Yet, because Collings rents the ground, he had to prove to the farm manager and the farm’s landowner that the additional tiling was a justified decision. In this case, Collings was able to show them that the improvements would make a positive, long-lasting impact to the ground with the data he’d collected.
Collings provides the data to the farm manager, who, in return, provides it to the owner.
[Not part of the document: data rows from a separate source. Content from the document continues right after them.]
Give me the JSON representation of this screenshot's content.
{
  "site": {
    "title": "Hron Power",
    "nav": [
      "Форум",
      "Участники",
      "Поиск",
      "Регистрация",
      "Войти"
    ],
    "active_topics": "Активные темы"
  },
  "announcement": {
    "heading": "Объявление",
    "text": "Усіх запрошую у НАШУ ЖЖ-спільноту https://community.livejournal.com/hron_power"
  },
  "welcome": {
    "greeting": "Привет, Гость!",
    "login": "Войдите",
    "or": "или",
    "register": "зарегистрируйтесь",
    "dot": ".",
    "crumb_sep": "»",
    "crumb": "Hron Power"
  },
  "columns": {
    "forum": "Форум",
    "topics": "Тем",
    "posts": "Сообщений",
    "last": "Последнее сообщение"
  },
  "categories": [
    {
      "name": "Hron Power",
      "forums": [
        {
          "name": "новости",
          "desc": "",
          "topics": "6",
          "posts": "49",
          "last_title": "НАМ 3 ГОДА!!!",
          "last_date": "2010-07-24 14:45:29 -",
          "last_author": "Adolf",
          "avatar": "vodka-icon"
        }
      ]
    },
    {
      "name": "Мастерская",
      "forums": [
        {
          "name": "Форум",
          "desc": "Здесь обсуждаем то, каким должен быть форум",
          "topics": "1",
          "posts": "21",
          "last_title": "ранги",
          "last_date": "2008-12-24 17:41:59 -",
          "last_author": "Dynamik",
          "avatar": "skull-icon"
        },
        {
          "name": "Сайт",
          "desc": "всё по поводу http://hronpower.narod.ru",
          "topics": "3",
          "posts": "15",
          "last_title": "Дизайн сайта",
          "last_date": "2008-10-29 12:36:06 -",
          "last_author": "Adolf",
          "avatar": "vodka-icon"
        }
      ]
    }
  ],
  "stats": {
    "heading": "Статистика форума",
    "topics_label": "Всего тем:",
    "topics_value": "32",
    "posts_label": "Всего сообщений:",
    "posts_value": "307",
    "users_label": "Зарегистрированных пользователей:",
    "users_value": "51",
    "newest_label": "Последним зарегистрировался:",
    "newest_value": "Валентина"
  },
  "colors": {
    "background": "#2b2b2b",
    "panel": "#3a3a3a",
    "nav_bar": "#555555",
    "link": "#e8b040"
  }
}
Having solid evidence from the data gave the landowners the confidence to make the investment in the ground, says Collings.
“It’s information for the owners, and they like to be able to see that the areas they spent money on did improve,” says Collings. “The numbers tell the story.”
While it does take several years to recoup the investment, if you improve the treatment of the ground, you’re going to see the payback, he says.
It really helps Collings in the fields where he grows seed corn.
“One example is where I used the existing tile and then also pattern-tiled it. It had a big return,” he says. “The difference was astronomical.”
Two years ago, the field yielded 165 bushels per acre, and this year, with the additional tile, it was at 281 bushels per acre, says Collings. Figuring the price at $3 per bushel, the 116-bushel-per-acre increase translates to a $348-per-acre improvement in one year, says Collings.
He also takes grid samples for his fertilizer program. Collings credits the improved yields and field conditions to the combination of applying the correct amount of fertilizer and having the fields tiled, where needed.
Like Collings, Owen Heetland, a farmer from Ackley, Iowa, believes in the power of data. Heetland uses it to confirm he’s selecting the best inputs for his fields.
“I try to use the precision technology to grow the best crop on each field,” says Heetland.
He uses services from Innovative Ag Services, his local co-op. The Gold program and Innovative Advanced Solutions Platform tailor products to soil types and management practices. The technology allows Heetland to see, on a mass scale, yield data for specific hybrids on different soil types. This information allows him to make better informed seed decisions.
“I get the benefit of seeing more acres of a product,” says Heetland.
He also tries different products on his operation. In the past, he’s looked at biologicals, fungicides, and starter fertilizers.
He keeps the application data and then lays the yield map over the top of the as-applied maps at the end of the year. This evaluation of the data allows him to see if the products pay.
However, just having data won’t benefit Heetland, and he has to collect good, clean data.
“I make sure I have good data because I’m only going to get out what I put in,” he says.
The most important step to having good, clean, and usable data is making sure the yield monitor has been calibrated, Heetland adds.
Another key is to make sure you aren’t setting yourself up for failure.
“If I’m going to variable-rate my nitrogen or seed, I have to make sure everything is working properly,” says Heetland. “I can learn a ton about different products, but I have to make sure that I do a fair trial.”
In the middle of planting or spraying, it can be easy to forget to check that everything is working properly. Be sure to evaluate your precision equipment, and if something isn’t working, take the time to fix it. Don’t turn it off and keep going, he says.
The bottom line for Heetland is yield and return on investment. Utilizing data allows him to mix and match practices and products to see what works best on each of his fields.